As the speaker continued, I began to hear through my own history, the message that was meant for my heart.   Memories flooded back of the time I walked on the beach this fall, searching for the perfect shell and finding only a broken one.  I saw the house as it was crushed and reduced to five dumpsters of debris.  I watched my coffee mug shatter in slow motion across the garage floor.  I heard the words, “It’s okay to be a little broken.”

I laughed out loud to myself again.  What pot could tell the potter it’s a little lumpy?  Or that this edge is too thin and fragile?  What pot screams to the potter, “I am ugly!” or  “Please hurry!” or “I am broken!”   Let me tell you.  This crackpot.

(It is great consolation to me – and maybe to you – that I’m not the first one in history to make this mistake and probably not the last.  Isaiah was written hundreds of years B.C., and despite many chances for this little tidbit to get lost in history, still it remains part of the bible today.  I’m guessing it wasn’t just for me.)

In the days that followed, I approached life with an altogether lighter attitude.  Yes, there is still an overwhelming amount of work to be done and a never-ending stream of new bills to pay.  Yes, it will be hard, things will continue to go wrong, schedules will fail and trusty equipment will break down.  But, I have discovered these two more important truths.  1)  The stories I know don’t end with brokenness – they end with redemption.  They end with something amazing.   2) I don’t want to give up the Good Life that is happening all around me while I am wallowing over the crack in my shell or pining for a happily ever after.  So what is the alternative?  Decide that it’s okay to be a little broken.  And keep moving forward.

For my mom, my sisters, and all the women in my life who not only help me to endure through times of brokenness, but inspire me to see it as a beautiful part of my journey.

*   *   *

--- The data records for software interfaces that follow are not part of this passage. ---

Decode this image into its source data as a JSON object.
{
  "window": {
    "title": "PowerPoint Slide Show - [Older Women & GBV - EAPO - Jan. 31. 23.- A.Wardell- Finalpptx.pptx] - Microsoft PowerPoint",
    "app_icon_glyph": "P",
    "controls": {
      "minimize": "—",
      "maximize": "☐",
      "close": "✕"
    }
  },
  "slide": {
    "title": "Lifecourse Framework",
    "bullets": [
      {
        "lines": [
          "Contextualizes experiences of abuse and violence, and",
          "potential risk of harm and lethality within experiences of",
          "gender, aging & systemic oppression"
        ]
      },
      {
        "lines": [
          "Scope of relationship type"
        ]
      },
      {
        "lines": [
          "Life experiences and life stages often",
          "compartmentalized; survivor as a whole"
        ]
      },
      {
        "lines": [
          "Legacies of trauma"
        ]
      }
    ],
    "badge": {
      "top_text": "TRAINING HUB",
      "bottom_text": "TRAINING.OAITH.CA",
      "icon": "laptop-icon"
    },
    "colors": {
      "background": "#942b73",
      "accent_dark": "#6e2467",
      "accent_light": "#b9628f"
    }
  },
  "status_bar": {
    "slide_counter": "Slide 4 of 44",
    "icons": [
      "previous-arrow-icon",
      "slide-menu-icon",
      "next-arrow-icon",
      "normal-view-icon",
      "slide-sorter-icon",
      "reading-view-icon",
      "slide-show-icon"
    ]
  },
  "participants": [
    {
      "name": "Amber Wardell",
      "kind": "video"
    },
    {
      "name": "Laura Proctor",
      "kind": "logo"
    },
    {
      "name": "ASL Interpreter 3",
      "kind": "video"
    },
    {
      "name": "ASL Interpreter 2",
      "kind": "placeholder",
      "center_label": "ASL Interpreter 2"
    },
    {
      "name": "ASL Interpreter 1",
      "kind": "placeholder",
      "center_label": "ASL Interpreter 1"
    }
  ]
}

Want to enter for a chance to win an all-expenses paid cruise for four on the Carnival Sunshine?  In 750-1200 words, please share your own Living Well Spending Less® story. It could be a challenge you faced in your own life and the lesson you learned as you overcame it, or a personal story about how something within one of the chapters of Living Well Spending Less: 12 Secrets of the Good Life personally affected or changed you.

Next, send a copy of your essay to secret13@livingwellspendingless.com. Be sure to also include your name and blog name (if you have a blog), as well as a photo of yourself and any other photos you’d like to include.  For more details about the contest and how to enter, please check out our Secret 13 Contest Page!

One thought on “Broken Appointment Essay Contest

Leave a comment

L'indirizzo email non verrà pubblicato. I campi obbligatori sono contrassegnati *